(WORK ITEM):
Scan the records below for the word "this". Copy each line where it appears.

━━━━━━━━━━━━━━━━

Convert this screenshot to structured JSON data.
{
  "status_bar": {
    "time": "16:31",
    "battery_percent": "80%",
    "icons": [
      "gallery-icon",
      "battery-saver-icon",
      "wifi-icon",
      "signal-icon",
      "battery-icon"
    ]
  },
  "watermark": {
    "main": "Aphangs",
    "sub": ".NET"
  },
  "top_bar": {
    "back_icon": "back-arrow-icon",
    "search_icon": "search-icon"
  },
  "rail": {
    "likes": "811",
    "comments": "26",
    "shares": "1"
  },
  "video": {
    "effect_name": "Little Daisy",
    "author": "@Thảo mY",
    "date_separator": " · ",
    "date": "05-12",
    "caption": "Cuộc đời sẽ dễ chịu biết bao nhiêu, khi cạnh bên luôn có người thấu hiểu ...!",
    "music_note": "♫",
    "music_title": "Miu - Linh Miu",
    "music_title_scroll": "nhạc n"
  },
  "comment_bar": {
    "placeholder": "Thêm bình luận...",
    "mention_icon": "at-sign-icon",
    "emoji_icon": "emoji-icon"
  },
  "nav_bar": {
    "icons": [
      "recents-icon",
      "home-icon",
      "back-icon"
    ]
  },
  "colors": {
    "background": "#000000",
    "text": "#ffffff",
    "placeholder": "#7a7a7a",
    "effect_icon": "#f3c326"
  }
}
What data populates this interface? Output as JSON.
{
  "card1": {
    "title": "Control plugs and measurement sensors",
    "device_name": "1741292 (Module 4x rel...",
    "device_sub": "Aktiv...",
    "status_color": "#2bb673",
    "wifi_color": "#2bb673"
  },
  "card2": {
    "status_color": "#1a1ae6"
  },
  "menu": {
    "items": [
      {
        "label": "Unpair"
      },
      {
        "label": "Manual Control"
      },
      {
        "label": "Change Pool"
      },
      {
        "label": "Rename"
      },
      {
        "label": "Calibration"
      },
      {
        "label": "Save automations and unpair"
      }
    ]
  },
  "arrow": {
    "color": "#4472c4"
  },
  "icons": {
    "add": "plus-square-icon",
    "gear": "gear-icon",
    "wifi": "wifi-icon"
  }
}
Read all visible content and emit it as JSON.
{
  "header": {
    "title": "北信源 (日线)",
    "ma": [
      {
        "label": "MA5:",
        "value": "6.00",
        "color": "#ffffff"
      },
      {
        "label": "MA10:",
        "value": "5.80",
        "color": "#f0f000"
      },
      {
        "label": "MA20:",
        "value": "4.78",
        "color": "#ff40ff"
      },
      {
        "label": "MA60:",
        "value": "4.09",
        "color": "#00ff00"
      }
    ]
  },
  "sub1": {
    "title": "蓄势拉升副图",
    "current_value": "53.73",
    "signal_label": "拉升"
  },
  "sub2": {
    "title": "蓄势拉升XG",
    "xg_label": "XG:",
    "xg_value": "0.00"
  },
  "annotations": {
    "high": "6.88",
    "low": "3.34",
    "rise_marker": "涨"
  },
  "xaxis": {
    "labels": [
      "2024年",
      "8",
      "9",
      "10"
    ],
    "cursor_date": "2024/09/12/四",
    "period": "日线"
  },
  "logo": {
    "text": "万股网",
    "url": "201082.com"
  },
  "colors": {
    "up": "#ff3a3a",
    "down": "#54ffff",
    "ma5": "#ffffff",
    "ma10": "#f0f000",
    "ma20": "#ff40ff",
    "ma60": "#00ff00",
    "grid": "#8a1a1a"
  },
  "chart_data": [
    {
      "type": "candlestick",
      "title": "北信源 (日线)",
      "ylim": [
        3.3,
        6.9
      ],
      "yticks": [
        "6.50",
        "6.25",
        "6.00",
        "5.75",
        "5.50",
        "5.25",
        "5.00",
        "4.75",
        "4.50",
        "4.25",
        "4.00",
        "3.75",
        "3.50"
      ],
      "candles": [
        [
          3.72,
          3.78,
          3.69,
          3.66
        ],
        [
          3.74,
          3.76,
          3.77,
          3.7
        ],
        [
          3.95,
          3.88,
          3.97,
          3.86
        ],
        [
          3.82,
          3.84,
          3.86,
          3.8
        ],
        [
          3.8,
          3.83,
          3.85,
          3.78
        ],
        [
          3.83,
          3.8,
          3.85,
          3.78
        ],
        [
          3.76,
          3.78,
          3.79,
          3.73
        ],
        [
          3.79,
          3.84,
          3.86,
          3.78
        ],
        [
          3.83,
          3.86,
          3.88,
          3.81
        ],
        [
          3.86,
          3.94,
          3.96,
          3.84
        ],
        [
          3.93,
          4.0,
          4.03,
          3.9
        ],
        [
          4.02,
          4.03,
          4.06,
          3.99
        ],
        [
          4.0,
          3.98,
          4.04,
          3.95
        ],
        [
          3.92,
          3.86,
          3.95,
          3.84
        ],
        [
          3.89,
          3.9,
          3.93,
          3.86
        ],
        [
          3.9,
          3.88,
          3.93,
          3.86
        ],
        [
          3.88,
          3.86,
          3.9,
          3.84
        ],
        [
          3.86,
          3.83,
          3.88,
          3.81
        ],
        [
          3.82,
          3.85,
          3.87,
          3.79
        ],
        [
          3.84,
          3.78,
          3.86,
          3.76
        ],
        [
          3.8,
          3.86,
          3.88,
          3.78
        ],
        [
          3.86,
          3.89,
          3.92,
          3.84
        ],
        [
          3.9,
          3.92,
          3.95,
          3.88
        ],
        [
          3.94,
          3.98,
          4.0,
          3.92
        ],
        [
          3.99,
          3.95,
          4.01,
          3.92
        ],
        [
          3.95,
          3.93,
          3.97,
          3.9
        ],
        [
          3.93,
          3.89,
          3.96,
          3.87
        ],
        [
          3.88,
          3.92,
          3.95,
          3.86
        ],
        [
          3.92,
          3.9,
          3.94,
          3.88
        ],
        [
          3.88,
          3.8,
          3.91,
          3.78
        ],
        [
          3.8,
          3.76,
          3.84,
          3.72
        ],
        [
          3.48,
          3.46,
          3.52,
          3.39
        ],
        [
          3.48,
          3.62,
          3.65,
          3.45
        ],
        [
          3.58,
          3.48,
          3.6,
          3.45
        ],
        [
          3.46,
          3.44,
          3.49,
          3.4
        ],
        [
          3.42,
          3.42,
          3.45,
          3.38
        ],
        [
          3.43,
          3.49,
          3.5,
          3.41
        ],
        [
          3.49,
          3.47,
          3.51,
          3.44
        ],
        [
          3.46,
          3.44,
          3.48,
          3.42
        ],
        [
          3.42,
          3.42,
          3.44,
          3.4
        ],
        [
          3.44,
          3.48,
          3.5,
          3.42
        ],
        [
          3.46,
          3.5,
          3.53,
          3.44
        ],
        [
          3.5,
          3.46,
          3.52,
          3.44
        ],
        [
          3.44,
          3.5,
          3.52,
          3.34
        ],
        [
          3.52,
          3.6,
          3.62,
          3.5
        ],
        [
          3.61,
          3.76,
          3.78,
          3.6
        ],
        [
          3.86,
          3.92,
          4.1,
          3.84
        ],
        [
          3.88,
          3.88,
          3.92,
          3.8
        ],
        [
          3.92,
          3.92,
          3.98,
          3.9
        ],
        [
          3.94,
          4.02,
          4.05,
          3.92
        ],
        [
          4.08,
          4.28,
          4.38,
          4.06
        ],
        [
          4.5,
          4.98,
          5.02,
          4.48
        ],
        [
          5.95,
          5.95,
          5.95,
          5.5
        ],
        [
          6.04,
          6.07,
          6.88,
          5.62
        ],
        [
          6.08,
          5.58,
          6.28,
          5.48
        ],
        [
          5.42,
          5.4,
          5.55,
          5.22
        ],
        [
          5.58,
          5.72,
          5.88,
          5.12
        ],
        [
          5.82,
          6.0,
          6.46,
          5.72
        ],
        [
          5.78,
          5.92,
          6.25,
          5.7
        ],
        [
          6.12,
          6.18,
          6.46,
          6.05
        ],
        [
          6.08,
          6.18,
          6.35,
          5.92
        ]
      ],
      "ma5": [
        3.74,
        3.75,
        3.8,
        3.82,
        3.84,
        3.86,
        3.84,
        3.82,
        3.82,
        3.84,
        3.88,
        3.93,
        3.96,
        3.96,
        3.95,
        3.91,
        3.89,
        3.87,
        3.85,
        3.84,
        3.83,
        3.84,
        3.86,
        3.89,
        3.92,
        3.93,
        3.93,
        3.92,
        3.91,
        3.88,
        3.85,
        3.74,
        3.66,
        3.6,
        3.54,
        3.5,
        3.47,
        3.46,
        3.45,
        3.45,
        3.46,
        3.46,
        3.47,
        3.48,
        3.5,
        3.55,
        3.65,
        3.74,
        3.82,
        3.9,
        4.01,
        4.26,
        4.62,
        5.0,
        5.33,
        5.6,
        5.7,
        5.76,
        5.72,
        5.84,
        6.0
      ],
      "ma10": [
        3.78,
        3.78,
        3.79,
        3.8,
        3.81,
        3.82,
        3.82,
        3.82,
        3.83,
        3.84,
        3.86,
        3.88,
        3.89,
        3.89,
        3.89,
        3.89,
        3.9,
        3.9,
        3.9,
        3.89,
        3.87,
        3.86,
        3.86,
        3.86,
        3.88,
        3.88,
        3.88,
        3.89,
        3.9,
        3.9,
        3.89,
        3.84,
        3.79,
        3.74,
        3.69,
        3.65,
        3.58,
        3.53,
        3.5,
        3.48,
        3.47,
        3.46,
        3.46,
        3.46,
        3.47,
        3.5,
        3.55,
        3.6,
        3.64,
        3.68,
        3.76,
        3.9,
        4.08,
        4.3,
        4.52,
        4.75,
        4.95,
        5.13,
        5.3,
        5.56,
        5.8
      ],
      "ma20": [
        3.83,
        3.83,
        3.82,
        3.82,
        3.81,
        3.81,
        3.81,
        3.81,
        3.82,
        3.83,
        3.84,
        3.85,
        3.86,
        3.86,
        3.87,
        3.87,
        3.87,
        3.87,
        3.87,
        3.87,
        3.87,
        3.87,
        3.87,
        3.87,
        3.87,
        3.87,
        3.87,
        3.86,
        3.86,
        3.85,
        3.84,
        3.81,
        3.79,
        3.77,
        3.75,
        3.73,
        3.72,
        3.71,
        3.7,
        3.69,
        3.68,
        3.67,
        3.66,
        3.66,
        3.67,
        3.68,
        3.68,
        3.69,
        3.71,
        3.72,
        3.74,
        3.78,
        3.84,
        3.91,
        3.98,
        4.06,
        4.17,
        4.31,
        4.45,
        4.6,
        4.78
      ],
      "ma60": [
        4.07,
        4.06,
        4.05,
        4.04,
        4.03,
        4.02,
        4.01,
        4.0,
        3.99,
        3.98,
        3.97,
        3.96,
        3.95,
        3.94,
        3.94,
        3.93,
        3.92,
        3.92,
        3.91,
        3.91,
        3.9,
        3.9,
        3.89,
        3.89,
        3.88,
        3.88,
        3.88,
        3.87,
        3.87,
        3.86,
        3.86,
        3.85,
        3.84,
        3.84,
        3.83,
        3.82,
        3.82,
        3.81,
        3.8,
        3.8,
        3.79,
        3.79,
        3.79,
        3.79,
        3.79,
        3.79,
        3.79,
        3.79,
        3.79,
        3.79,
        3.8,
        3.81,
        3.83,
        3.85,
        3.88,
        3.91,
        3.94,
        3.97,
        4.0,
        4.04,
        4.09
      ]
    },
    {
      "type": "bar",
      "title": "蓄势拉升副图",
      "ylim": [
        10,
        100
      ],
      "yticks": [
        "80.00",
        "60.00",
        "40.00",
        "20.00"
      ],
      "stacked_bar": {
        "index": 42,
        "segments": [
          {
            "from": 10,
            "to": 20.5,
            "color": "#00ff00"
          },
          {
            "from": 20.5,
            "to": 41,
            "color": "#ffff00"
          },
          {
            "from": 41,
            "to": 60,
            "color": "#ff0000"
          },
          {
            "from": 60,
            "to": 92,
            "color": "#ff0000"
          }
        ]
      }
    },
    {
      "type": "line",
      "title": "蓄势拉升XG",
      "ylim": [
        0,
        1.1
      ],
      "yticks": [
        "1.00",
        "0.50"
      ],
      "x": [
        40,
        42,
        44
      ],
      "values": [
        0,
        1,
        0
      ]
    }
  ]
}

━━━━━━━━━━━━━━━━

(EXPECTED OUTPUT):
Convert this screenshot to structured JSON data.
What data populates this interface? Output as JSON.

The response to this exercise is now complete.